[Stored dataset items]
+ + +
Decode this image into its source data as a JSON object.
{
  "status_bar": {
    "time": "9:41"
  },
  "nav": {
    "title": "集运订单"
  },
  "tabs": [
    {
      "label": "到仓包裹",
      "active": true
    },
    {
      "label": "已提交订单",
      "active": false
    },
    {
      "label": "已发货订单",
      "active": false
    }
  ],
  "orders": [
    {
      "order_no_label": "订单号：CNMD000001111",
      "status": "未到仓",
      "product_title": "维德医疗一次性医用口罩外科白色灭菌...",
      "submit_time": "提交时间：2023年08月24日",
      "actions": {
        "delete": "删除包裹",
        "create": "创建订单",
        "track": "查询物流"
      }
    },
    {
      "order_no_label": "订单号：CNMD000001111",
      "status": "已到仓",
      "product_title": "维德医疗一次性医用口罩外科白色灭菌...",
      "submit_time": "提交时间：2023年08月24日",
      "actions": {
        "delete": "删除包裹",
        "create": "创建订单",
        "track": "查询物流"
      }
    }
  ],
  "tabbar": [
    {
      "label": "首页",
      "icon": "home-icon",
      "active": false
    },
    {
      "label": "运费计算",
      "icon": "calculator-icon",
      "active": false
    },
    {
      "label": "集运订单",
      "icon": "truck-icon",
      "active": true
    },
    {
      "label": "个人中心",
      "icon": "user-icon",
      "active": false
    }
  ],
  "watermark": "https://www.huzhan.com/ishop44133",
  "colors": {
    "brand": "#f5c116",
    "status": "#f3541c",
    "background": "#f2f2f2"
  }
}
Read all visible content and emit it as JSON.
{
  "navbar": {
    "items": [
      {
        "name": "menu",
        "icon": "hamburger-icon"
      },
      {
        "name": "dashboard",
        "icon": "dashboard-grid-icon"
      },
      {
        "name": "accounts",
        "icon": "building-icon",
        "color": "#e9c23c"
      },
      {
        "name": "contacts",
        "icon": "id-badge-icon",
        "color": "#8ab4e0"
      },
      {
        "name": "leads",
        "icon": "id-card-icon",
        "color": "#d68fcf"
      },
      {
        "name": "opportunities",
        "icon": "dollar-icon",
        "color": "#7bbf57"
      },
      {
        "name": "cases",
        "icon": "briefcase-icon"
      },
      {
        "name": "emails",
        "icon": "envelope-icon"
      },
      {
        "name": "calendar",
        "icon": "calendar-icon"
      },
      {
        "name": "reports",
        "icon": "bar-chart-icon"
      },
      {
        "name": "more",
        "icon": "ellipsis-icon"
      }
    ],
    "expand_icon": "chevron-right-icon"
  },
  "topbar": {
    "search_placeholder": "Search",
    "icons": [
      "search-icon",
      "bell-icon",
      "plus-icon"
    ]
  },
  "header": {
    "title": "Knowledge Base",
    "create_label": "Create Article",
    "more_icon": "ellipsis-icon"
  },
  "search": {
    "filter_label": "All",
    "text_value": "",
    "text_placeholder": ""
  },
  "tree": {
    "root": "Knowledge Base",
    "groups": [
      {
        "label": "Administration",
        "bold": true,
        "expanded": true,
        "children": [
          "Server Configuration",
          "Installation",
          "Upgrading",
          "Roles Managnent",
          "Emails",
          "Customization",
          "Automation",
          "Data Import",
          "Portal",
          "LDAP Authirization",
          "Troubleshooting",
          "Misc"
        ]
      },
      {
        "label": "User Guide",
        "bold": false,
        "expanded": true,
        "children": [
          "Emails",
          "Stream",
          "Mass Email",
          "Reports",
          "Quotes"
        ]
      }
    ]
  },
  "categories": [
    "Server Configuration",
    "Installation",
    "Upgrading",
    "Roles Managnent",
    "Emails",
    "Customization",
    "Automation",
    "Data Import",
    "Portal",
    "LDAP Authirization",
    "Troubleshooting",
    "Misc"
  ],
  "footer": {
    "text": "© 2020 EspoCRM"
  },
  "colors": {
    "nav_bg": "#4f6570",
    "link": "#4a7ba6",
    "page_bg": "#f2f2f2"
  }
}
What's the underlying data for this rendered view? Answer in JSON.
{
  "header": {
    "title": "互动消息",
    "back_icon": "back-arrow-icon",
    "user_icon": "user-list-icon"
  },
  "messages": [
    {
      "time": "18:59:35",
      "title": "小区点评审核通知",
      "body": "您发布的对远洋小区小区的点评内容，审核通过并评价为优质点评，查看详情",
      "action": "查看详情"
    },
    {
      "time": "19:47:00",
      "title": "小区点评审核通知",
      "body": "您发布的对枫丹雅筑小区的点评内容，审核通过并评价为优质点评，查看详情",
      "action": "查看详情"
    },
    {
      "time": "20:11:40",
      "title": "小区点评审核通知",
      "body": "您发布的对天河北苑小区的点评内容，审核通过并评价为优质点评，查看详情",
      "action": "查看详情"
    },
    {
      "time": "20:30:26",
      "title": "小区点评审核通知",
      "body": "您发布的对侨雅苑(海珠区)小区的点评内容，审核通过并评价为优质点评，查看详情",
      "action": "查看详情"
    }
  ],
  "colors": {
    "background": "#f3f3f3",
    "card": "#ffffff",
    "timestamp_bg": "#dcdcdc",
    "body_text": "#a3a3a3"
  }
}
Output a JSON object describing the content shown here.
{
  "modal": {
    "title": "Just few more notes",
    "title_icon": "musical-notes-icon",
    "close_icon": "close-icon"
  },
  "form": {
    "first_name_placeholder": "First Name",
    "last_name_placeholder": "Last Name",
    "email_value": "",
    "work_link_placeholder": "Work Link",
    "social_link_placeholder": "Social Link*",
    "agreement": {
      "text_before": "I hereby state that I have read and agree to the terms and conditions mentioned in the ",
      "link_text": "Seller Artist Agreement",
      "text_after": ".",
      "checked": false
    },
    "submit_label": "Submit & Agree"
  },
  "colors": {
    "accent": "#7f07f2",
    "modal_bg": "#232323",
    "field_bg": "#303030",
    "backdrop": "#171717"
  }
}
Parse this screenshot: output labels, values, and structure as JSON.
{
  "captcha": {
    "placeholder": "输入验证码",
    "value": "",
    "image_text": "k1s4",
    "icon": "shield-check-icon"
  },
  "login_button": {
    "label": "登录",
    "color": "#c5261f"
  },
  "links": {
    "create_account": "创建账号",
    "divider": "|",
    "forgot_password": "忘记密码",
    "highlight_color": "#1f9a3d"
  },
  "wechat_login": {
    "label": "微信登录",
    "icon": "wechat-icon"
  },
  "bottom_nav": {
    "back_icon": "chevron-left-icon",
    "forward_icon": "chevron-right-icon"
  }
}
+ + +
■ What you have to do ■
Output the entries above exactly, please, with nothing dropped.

■ Result ■
Decode this image into its source data as a JSON object.
{
  "status_bar": {
    "time": "9:41"
  },
  "nav": {
    "title": "集运订单"
  },
  "tabs": [
    {
      "label": "到仓包裹",
      "active": true
    },
    {
      "label": "已提交订单",
      "active": false
    },
    {
      "label": "已发货订单",
      "active": false
    }
  ],
  "orders": [
    {
      "order_no_label": "订单号：CNMD000001111",
      "status": "未到仓",
      "product_title": "维德医疗一次性医用口罩外科白色灭菌...",
      "submit_time": "提交时间：2023年08月24日",
      "actions": {
        "delete": "删除包裹",
        "create": "创建订单",
        "track": "查询物流"
      }
    },
    {
      "order_no_label": "订单号：CNMD000001111",
      "status": "已到仓",
      "product_title": "维德医疗一次性医用口罩外科白色灭菌...",
      "submit_time": "提交时间：2023年08月24日",
      "actions": {
        "delete": "删除包裹",
        "create": "创建订单",
        "track": "查询物流"
      }
    }
  ],
  "tabbar": [
    {
      "label": "首页",
      "icon": "home-icon",
      "active": false
    },
    {
      "label": "运费计算",
      "icon": "calculator-icon",
      "active": false
    },
    {
      "label": "集运订单",
      "icon": "truck-icon",
      "active": true
    },
    {
      "label": "个人中心",
      "icon": "user-icon",
      "active": false
    }
  ],
  "watermark": "https://www.huzhan.com/ishop44133",
  "colors": {
    "brand": "#f5c116",
    "status": "#f3541c",
    "background": "#f2f2f2"
  }
}
Read all visible content and emit it as JSON.
{
  "navbar": {
    "items": [
      {
        "name": "menu",
        "icon": "hamburger-icon"
      },
      {
        "name": "dashboard",
        "icon": "dashboard-grid-icon"
      },
      {
        "name": "accounts",
        "icon": "building-icon",
        "color": "#e9c23c"
      },
      {
        "name": "contacts",
        "icon": "id-badge-icon",
        "color": "#8ab4e0"
      },
      {
        "name": "leads",
        "icon": "id-card-icon",
        "color": "#d68fcf"
      },
      {
        "name": "opportunities",
        "icon": "dollar-icon",
        "color": "#7bbf57"
      },
      {
        "name": "cases",
        "icon": "briefcase-icon"
      },
      {
        "name": "emails",
        "icon": "envelope-icon"
      },
      {
        "name": "calendar",
        "icon": "calendar-icon"
      },
      {
        "name": "reports",
        "icon": "bar-chart-icon"
      },
      {
        "name": "more",
        "icon": "ellipsis-icon"
      }
    ],
    "expand_icon": "chevron-right-icon"
  },
  "topbar": {
    "search_placeholder": "Search",
    "icons": [
      "search-icon",
      "bell-icon",
      "plus-icon"
    ]
  },
  "header": {
    "title": "Knowledge Base",
    "create_label": "Create Article",
    "more_icon": "ellipsis-icon"
  },
  "search": {
    "filter_label": "All",
    "text_value": "",
    "text_placeholder": ""
  },
  "tree": {
    "root": "Knowledge Base",
    "groups": [
      {
        "label": "Administration",
        "bold": true,
        "expanded": true,
        "children": [
          "Server Configuration",
          "Installation",
          "Upgrading",
          "Roles Managnent",
          "Emails",
          "Customization",
          "Automation",
          "Data Import",
          "Portal",
          "LDAP Authirization",
          "Troubleshooting",
          "Misc"
        ]
      },
      {
        "label": "User Guide",
        "bold": false,
        "expanded": true,
        "children": [
          "Emails",
          "Stream",
          "Mass Email",
          "Reports",
          "Quotes"
        ]
      }
    ]
  },
  "categories": [
    "Server Configuration",
    "Installation",
    "Upgrading",
    "Roles Managnent",
    "Emails",
    "Customization",
    "Automation",
    "Data Import",
    "Portal",
    "LDAP Authirization",
    "Troubleshooting",
    "Misc"
  ],
  "footer": {
    "text": "© 2020 EspoCRM"
  },
  "colors": {
    "nav_bg": "#4f6570",
    "link": "#4a7ba6",
    "page_bg": "#f2f2f2"
  }
}
What's the underlying data for this rendered view? Answer in JSON.
{
  "header": {
    "title": "互动消息",
    "back_icon": "back-arrow-icon",
    "user_icon": "user-list-icon"
  },
  "messages": [
    {
      "time": "18:59:35",
      "title": "小区点评审核通知",
      "body": "您发布的对远洋小区小区的点评内容，审核通过并评价为优质点评，查看详情",
      "action": "查看详情"
    },
    {
      "time": "19:47:00",
      "title": "小区点评审核通知",
      "body": "您发布的对枫丹雅筑小区的点评内容，审核通过并评价为优质点评，查看详情",
      "action": "查看详情"
    },
    {
      "time": "20:11:40",
      "title": "小区点评审核通知",
      "body": "您发布的对天河北苑小区的点评内容，审核通过并评价为优质点评，查看详情",
      "action": "查看详情"
    },
    {
      "time": "20:30:26",
      "title": "小区点评审核通知",
      "body": "您发布的对侨雅苑(海珠区)小区的点评内容，审核通过并评价为优质点评，查看详情",
      "action": "查看详情"
    }
  ],
  "colors": {
    "background": "#f3f3f3",
    "card": "#ffffff",
    "timestamp_bg": "#dcdcdc",
    "body_text": "#a3a3a3"
  }
}
Output a JSON object describing the content shown here.
{
  "modal": {
    "title": "Just few more notes",
    "title_icon": "musical-notes-icon",
    "close_icon": "close-icon"
  },
  "form": {
    "first_name_placeholder": "First Name",
    "last_name_placeholder": "Last Name",
    "email_value": "",
    "work_link_placeholder": "Work Link",
    "social_link_placeholder": "Social Link*",
    "agreement": {
      "text_before": "I hereby state that I have read and agree to the terms and conditions mentioned in the ",
      "link_text": "Seller Artist Agreement",
      "text_after": ".",
      "checked": false
    },
    "submit_label": "Submit & Agree"
  },
  "colors": {
    "accent": "#7f07f2",
    "modal_bg": "#232323",
    "field_bg": "#303030",
    "backdrop": "#171717"
  }
}
Parse this screenshot: output labels, values, and structure as JSON.
{
  "captcha": {
    "placeholder": "输入验证码",
    "value": "",
    "image_text": "k1s4",
    "icon": "shield-check-icon"
  },
  "login_button": {
    "label": "登录",
    "color": "#c5261f"
  },
  "links": {
    "create_account": "创建账号",
    "divider": "|",
    "forgot_password": "忘记密码",
    "highlight_color": "#1f9a3d"
  },
  "wechat_login": {
    "label": "微信登录",
    "icon": "wechat-icon"
  },
  "bottom_nav": {
    "back_icon": "chevron-left-icon",
    "forward_icon": "chevron-right-icon"
  }
}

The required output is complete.